Records from a collection:

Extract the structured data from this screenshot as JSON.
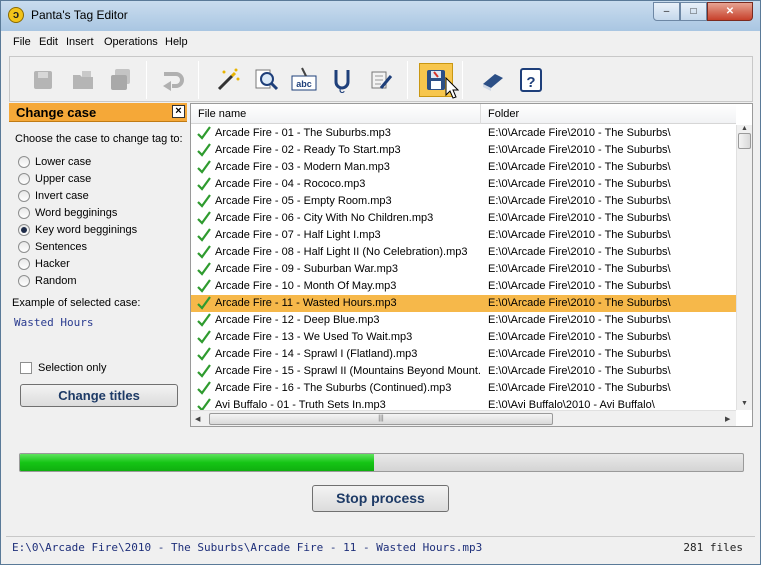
{
  "window": {
    "title": "Panta's Tag Editor",
    "minimize": "–",
    "maximize": "□",
    "close": "✕"
  },
  "menu": [
    "File",
    "Edit",
    "Insert",
    "Operations",
    "Help"
  ],
  "toolbar": {
    "buttons": [
      {
        "icon": "save-disk-icon",
        "enabled": false
      },
      {
        "icon": "folder-open-icon",
        "enabled": false
      },
      {
        "icon": "save-all-icon",
        "enabled": false
      },
      {
        "icon": "undo-arrow-icon",
        "enabled": false
      },
      {
        "icon": "magic-wand-icon",
        "enabled": true
      },
      {
        "icon": "magnifier-find-icon",
        "enabled": true
      },
      {
        "icon": "abc-rename-icon",
        "enabled": true
      },
      {
        "icon": "change-case-icon",
        "enabled": true
      },
      {
        "icon": "scroll-edit-icon",
        "enabled": true
      },
      {
        "icon": "floppy-process-icon",
        "enabled": true,
        "active": true
      },
      {
        "icon": "help-book-icon",
        "enabled": true
      },
      {
        "icon": "question-icon",
        "enabled": true
      }
    ]
  },
  "panel": {
    "title": "Change case",
    "close": "×",
    "choose_label": "Choose the case to change tag to:",
    "options": [
      "Lower case",
      "Upper case",
      "Invert case",
      "Word begginings",
      "Key word begginings",
      "Sentences",
      "Hacker",
      "Random"
    ],
    "selected_option": 4,
    "example_label": "Example of selected case:",
    "example_value": "Wasted Hours",
    "selection_only_label": "Selection only",
    "selection_only_checked": false,
    "change_titles_label": "Change titles"
  },
  "listview": {
    "columns": [
      "File name",
      "Folder"
    ],
    "selected_index": 10,
    "rows": [
      {
        "file": "Arcade Fire - 01 - The Suburbs.mp3",
        "folder": "E:\\0\\Arcade Fire\\2010 - The Suburbs\\"
      },
      {
        "file": "Arcade Fire - 02 - Ready To Start.mp3",
        "folder": "E:\\0\\Arcade Fire\\2010 - The Suburbs\\"
      },
      {
        "file": "Arcade Fire - 03 - Modern Man.mp3",
        "folder": "E:\\0\\Arcade Fire\\2010 - The Suburbs\\"
      },
      {
        "file": "Arcade Fire - 04 - Rococo.mp3",
        "folder": "E:\\0\\Arcade Fire\\2010 - The Suburbs\\"
      },
      {
        "file": "Arcade Fire - 05 - Empty Room.mp3",
        "folder": "E:\\0\\Arcade Fire\\2010 - The Suburbs\\"
      },
      {
        "file": "Arcade Fire - 06 - City With No Children.mp3",
        "folder": "E:\\0\\Arcade Fire\\2010 - The Suburbs\\"
      },
      {
        "file": "Arcade Fire - 07 - Half Light I.mp3",
        "folder": "E:\\0\\Arcade Fire\\2010 - The Suburbs\\"
      },
      {
        "file": "Arcade Fire - 08 - Half Light II (No Celebration).mp3",
        "folder": "E:\\0\\Arcade Fire\\2010 - The Suburbs\\"
      },
      {
        "file": "Arcade Fire - 09 - Suburban War.mp3",
        "folder": "E:\\0\\Arcade Fire\\2010 - The Suburbs\\"
      },
      {
        "file": "Arcade Fire - 10 - Month Of May.mp3",
        "folder": "E:\\0\\Arcade Fire\\2010 - The Suburbs\\"
      },
      {
        "file": "Arcade Fire - 11 - Wasted Hours.mp3",
        "folder": "E:\\0\\Arcade Fire\\2010 - The Suburbs\\"
      },
      {
        "file": "Arcade Fire - 12 - Deep Blue.mp3",
        "folder": "E:\\0\\Arcade Fire\\2010 - The Suburbs\\"
      },
      {
        "file": "Arcade Fire - 13 - We Used To Wait.mp3",
        "folder": "E:\\0\\Arcade Fire\\2010 - The Suburbs\\"
      },
      {
        "file": "Arcade Fire - 14 - Sprawl I (Flatland).mp3",
        "folder": "E:\\0\\Arcade Fire\\2010 - The Suburbs\\"
      },
      {
        "file": "Arcade Fire - 15 - Sprawl II (Mountains Beyond Mount...",
        "folder": "E:\\0\\Arcade Fire\\2010 - The Suburbs\\"
      },
      {
        "file": "Arcade Fire - 16 - The Suburbs (Continued).mp3",
        "folder": "E:\\0\\Arcade Fire\\2010 - The Suburbs\\"
      },
      {
        "file": "Avi Buffalo - 01 - Truth Sets In.mp3",
        "folder": "E:\\0\\Avi Buffalo\\2010 - Avi Buffalo\\"
      }
    ]
  },
  "progress": {
    "fraction": 0.49
  },
  "stop_label": "Stop process",
  "status": {
    "path": "E:\\0\\Arcade Fire\\2010 - The Suburbs\\Arcade Fire - 11 - Wasted Hours.mp3",
    "count": "281 files"
  },
  "colors": {
    "selection": "#f6b84a",
    "panel_header": "#f5a838",
    "progress": "#15c515",
    "check": "#2f9b2f",
    "accent_text": "#1d3a66"
  }
}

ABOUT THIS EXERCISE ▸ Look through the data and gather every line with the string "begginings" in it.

SOLUTION TO THIS TASK ▸
      "Word begginings",
      "Key word begginings",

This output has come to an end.